Updates on the new bill format, noticed this info banner with a URL when I logged into My DIRECTV online account tonight.

New Bill.PNG

Example screenshots:

New Bill format1.png

New Bill format2.png

More info available here:

 

  • jimmie57 likes this

List of networks with HD VOD content available on DIRECTV   DIRECTV Customer Service Live Online Chat (available from 8am-1am ET)   DIRECTV Regional Sports Network (RSN) fee lookup tool (zip code required)
 
DIRECTV Premium Channel Pricing: 1=$13.99 ($17.99 for HBO) | 2=$25 ($30 with HBO) | 3=$35 ($40 with HBO) | 4=$43 ($48 with HBO) | All 5=$55 per month 
 
My Setup: 5-LNB SlimLine with SWM-16 | HR44-700 w/AM-21N | HR24-200 | H25-100 | H25-100 | C41-500


#37 OFFLINE   inkahauts

inkahauts

    Hall Of Fame

  • DBSTalk Club
  • 15,113 posts
Joined: Nov 13, 2006

Posted 22 July 2014 - 11:39 PM

Actually that does look a lot simpler to me. I might have itemized the actual equipment in the persons house to but then you can see that fine online.

#38 OFFLINE   jimmie57

jimmie57

    Hall Of Fame

  • Registered
  • 3,474 posts
  • LocationTexas City, TX
Joined: Jun 26, 2010

Posted 23 July 2014 - 06:26 AM

I notice that it says 2 TVs and not receivers. Also, there is no credit for the First TV ?

 

I do like any applicable credits being on the line that the credit is for and not listed somewhere far away.

 

I don't have a Genie so I will be curious as to what the line looks like for my bill. Is an HDDVR now going to be called an Advanced Receiver ?

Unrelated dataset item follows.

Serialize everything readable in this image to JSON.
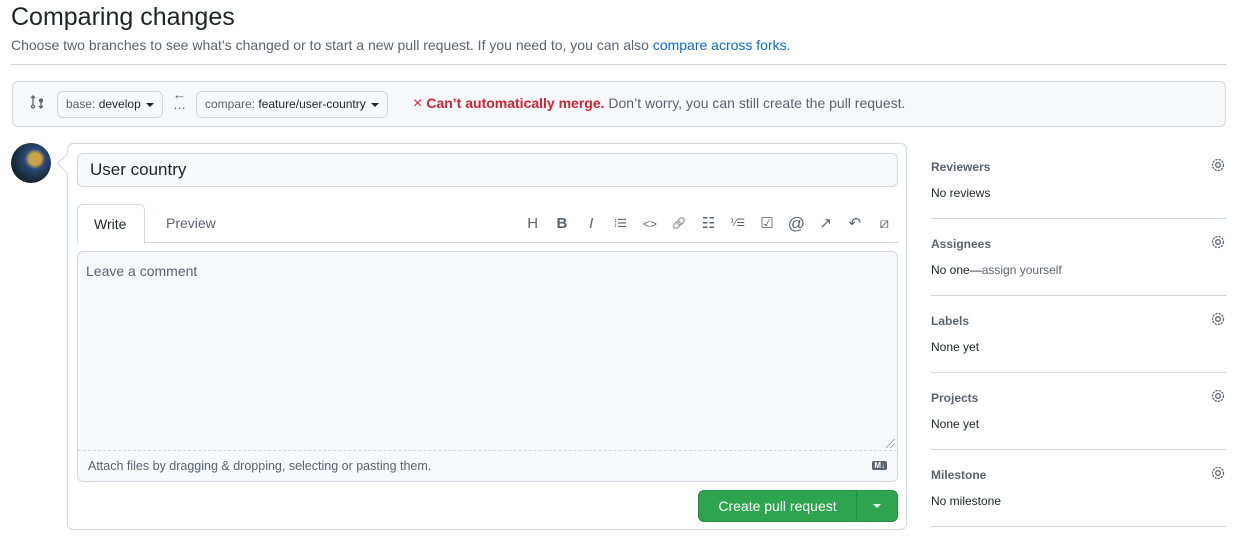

DirecTV customer since 1996 - Current :Slimline 3 SWM,   HR24-100 HDMI to 32" Sharp LED,
HR24-100 Component cables to 46" Samsung LCD & Optical Cable to Yamaha AVR, H21-200 HDMI to Yamaha AVR & HDMI to 52" Mitsubishi LCD


#39 OFFLINE   joed32

joed32

    Hall Of Fame

  • Registered
  • 2,648 posts
Joined: Jul 27, 2006

Posted 23 July 2014 - 09:59 AM

On the issue of simplifying packages, I would like to see Directv offer a comprehensive sports package that includes SportsPack plus every sports package (NFL, NBA, NHL, MLB, NCAA football, NCAA basketball, Deportes, Fox Soccer Plus, and MLS) for around $70 per month.  Kind of like how you can have all the movies for about $50.

You're an optimist but I would buy it.



#40 OFFLINE   harsh

harsh

    Beware the Attack Basset

  • Registered
  • 18,681 posts
  • LocationSalem, OR
Joined: Jun 14, 2003

Posted 24 July 2014 - 08:27 AM

I notice that it says 2 TVs and not receivers. Also, there is no credit for the First TV?

This appears to be how it is going now for new customers. I just went through the sign-up exercise and the monthly cost had no credit for the first TV. They went from calling each box a "receiver" to "TV" because of the RVU TV possibility. I suppose if they change the name of the fee, it is harder to compare.

Is an HDDVR now going to be called an Advanced Receiver ?

It has been that way since February 9, 2012 when the fee went into effect.

New customers are getting hit pretty hard with fees. Charging for WHDS with a single DVR is bordering on mean.

Too often we enjoy the comfort of opinion without the discomfort of thought. -- JFK





Protected By... spam firewall...And...